++++ DATA FOR THIS EXERCISE ++++
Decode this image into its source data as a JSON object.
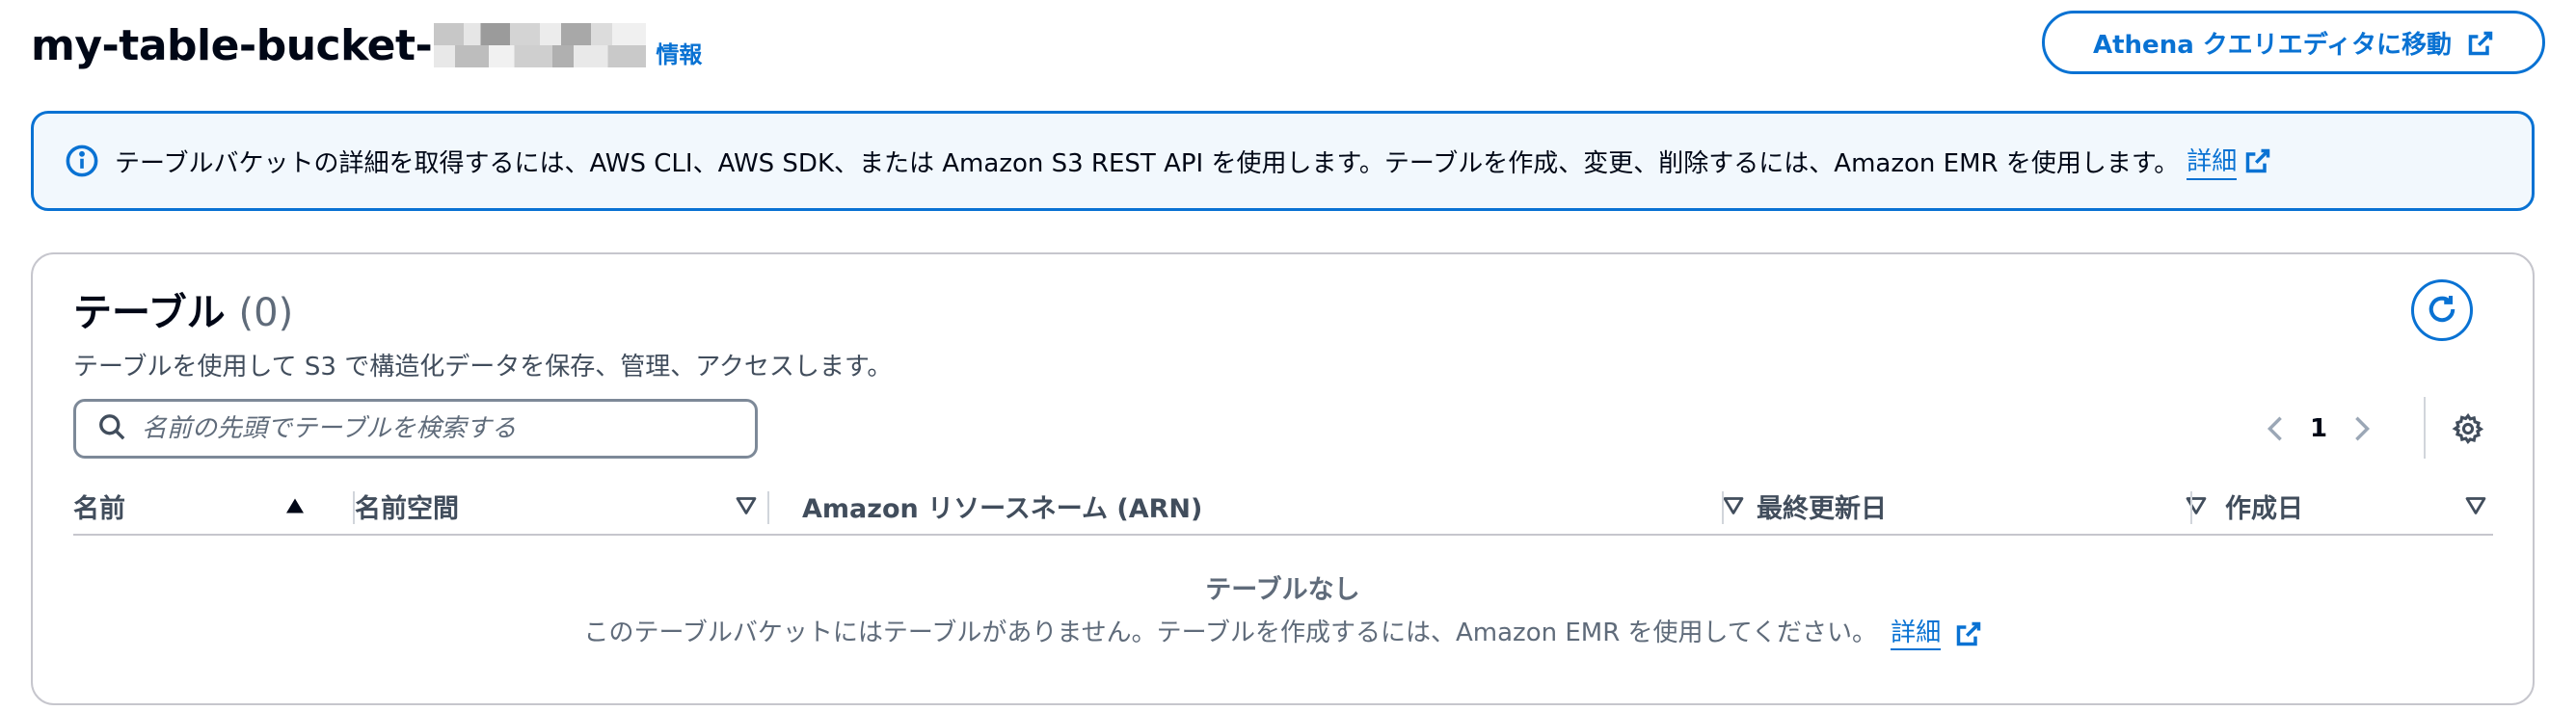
{
  "header": {
    "title_prefix": "my-table-bucket-",
    "info_link": "情報",
    "athena_button": "Athena クエリエディタに移動"
  },
  "alert": {
    "text": "テーブルバケットの詳細を取得するには、AWS CLI、AWS SDK、または Amazon S3 REST API を使用します。テーブルを作成、変更、削除するには、Amazon EMR を使用します。",
    "link": "詳細"
  },
  "table": {
    "title": "テーブル",
    "count": "(0)",
    "description": "テーブルを使用して S3 で構造化データを保存、管理、アクセスします。",
    "search_placeholder": "名前の先頭でテーブルを検索する",
    "page": "1",
    "columns": [
      {
        "label": "名前",
        "sort": "ascending"
      },
      {
        "label": "名前空間",
        "sort": "none"
      },
      {
        "label": "Amazon リソースネーム (ARN)",
        "sort": "none"
      },
      {
        "label": "最終更新日",
        "sort": "none"
      },
      {
        "label": "作成日",
        "sort": "none"
      }
    ],
    "empty_title": "テーブルなし",
    "empty_desc": "このテーブルバケットにはテーブルがありません。テーブルを作成するには、Amazon EMR を使用してください。",
    "empty_link": "詳細"
  },
  "icons": {
    "info": "info-circle-icon",
    "external": "external-link-icon",
    "refresh": "refresh-icon",
    "search": "search-icon",
    "prev": "chevron-left-icon",
    "next": "chevron-right-icon",
    "settings": "gear-icon",
    "sort_asc": "sort-ascending-icon",
    "sort_none": "sort-descending-outline-icon"
  },
  "colors": {
    "link": "#0972d3",
    "alert_bg": "#f2f8fd",
    "text_primary": "#000716",
    "text_secondary": "#5f6b7a"
  }
}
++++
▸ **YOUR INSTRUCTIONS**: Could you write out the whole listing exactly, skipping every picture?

▸ **OUTPUT BELOW**:
Decode this image into its source data as a JSON object.
{
  "header": {
    "title_prefix": "my-table-bucket-",
    "info_link": "情報",
    "athena_button": "Athena クエリエディタに移動"
  },
  "alert": {
    "text": "テーブルバケットの詳細を取得するには、AWS CLI、AWS SDK、または Amazon S3 REST API を使用します。テーブルを作成、変更、削除するには、Amazon EMR を使用します。",
    "link": "詳細"
  },
  "table": {
    "title": "テーブル",
    "count": "(0)",
    "description": "テーブルを使用して S3 で構造化データを保存、管理、アクセスします。",
    "search_placeholder": "名前の先頭でテーブルを検索する",
    "page": "1",
    "columns": [
      {
        "label": "名前",
        "sort": "ascending"
      },
      {
        "label": "名前空間",
        "sort": "none"
      },
      {
        "label": "Amazon リソースネーム (ARN)",
        "sort": "none"
      },
      {
        "label": "最終更新日",
        "sort": "none"
      },
      {
        "label": "作成日",
        "sort": "none"
      }
    ],
    "empty_title": "テーブルなし",
    "empty_desc": "このテーブルバケットにはテーブルがありません。テーブルを作成するには、Amazon EMR を使用してください。",
    "empty_link": "詳細"
  },
  "icons": {
    "info": "info-circle-icon",
    "external": "external-link-icon",
    "refresh": "refresh-icon",
    "search": "search-icon",
    "prev": "chevron-left-icon",
    "next": "chevron-right-icon",
    "settings": "gear-icon",
    "sort_asc": "sort-ascending-icon",
    "sort_none": "sort-descending-outline-icon"
  },
  "colors": {
    "link": "#0972d3",
    "alert_bg": "#f2f8fd",
    "text_primary": "#000716",
    "text_secondary": "#5f6b7a"
  }
}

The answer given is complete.